  • The third quarter is where the Mavs really improved defensively. After giving the Nets an assortment of layups and dunks in the first half, the Dallas held New Jersey to 5-of-26 shooting with just four free throw attempts. Devin Harris (21 points, seven assists, six turnovers) and Brook Lopez (10 points, 5-16 FG, six rebounds), who had been the stars of the first half, combined to shoot 1-for-11 in the third. That’s significant defensive improvement
  • The Mavs trapped Devin Harris off of every pick with mixed success. He slipped a few times against the pressure, but for the most part he was able to find an open teammate or at least an outlet to avoid a turnover. What really kept Harris in check was the zone, which has become a staple for the Mavs defensively. Dallas may execute the zone better than any other team in the league, and while it still has weaknesses in giving up offensive rebounds and allowing three-point shooters to fire away (a fact which only Jarvis Hayes was able to take advantage of), it’s become much more than just a situational strategy.
  • Terrence Williams (18 points, 7-12 FG, 13 rebounds, three assists) was everywhere.

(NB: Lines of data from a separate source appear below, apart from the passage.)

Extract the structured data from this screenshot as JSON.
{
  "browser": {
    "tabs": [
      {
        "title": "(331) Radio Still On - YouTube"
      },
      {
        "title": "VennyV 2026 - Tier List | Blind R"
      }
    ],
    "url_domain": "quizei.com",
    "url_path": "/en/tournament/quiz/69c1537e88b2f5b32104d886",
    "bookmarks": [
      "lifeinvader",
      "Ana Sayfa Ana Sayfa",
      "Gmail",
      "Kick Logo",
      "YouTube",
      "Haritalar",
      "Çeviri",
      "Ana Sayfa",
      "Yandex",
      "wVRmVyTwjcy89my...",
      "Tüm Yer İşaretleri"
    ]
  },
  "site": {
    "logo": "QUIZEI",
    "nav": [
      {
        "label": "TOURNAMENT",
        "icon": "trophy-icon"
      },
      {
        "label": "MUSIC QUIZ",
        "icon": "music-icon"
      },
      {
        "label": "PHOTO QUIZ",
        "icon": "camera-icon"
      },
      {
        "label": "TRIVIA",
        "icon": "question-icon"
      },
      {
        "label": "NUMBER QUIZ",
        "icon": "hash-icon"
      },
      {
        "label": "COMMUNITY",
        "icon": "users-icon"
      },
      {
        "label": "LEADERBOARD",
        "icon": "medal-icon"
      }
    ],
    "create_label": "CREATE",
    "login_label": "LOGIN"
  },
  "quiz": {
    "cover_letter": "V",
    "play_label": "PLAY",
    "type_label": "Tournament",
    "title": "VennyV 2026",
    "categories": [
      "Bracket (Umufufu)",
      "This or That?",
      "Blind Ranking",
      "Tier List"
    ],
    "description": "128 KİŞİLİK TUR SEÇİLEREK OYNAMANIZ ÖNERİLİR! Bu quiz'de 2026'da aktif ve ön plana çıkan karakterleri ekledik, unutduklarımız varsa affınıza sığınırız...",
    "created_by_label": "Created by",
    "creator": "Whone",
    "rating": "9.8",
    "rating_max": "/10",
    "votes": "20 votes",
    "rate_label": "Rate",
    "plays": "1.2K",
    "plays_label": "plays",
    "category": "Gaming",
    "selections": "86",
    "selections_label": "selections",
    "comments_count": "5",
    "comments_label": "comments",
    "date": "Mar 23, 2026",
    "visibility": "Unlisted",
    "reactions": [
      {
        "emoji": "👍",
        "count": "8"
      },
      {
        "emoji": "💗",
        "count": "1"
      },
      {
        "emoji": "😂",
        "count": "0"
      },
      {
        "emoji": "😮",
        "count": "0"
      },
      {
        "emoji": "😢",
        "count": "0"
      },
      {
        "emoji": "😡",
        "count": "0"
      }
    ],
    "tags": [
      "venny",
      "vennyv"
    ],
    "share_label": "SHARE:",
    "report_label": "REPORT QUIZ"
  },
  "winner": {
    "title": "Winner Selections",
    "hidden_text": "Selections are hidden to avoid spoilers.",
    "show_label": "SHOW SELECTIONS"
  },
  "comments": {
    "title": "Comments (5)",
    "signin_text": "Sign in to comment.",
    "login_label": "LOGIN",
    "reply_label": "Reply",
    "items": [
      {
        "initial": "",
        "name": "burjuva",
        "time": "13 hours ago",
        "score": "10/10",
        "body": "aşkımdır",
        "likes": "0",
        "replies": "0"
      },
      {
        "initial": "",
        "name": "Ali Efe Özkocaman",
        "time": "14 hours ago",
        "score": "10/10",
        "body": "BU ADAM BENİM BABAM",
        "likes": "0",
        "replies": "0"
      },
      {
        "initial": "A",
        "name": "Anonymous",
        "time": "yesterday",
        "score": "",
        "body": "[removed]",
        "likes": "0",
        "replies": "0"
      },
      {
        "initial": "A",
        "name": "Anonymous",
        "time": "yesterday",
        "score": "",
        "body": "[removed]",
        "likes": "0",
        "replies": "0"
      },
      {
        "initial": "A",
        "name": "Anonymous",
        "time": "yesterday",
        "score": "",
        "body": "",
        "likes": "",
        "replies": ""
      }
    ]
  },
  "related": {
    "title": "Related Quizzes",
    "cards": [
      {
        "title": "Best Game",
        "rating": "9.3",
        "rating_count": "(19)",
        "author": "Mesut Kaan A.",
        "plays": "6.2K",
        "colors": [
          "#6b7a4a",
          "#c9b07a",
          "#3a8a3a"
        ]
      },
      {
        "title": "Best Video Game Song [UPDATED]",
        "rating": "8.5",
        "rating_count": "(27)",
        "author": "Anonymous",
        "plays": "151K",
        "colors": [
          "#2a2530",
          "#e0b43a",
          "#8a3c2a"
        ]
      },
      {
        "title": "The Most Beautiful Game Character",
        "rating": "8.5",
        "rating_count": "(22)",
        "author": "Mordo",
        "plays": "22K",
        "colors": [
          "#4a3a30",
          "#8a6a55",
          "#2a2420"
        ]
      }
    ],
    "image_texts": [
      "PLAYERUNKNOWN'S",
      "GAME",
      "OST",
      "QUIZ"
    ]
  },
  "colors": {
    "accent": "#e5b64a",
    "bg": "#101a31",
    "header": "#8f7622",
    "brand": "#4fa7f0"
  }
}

I’m very impressed with his ability to move without the ball, which I thought could have been a problem coming out of a position in Louisville where he had the ball in his hands an overwhelming amount of the time. But Williams isn’t a point forward anymore, and though he still exhibits some of those playmaking skills that made him an effective college player, he’s clearly capable of playing off the ball as a more traditional wing.
  • Erick Dampier also made his return for the Mavs, but only logged four minutes of playing time. One step closer to a healthy center rotation, and one step closer to improving the defense.
  • Is there anyone in Maverick Nation who isn’t in a constant state of excitement over Rodrigue Beaubois? He’s not perfect and he’s still not playing much point guard, but he’s averaging 18 points on 54.7% shooting with 3.4 assists to just one turnover in March. He’s still responding well to opportunities and playing time, which is one thing for a rookie to do in November and another for them to do in March.
  • Any possession that ends with a Trenton Hassell jump shot is a win for the defense.
  • The Mavs played Kris Humphries on Hump Day and I completely dropped the ball. Sigh.
  • The Nets are a much better team than 7-57. Much better. They don’t have much in the way of depth, but even a quick up and down of the roster reveals a bunch of individual talent capable of doing plenty of good things on a basketball court. It obviously doesn’t come together in any kind of cohesive whole and the rotation members are woefully lacking in experience, but still far better than 7-57.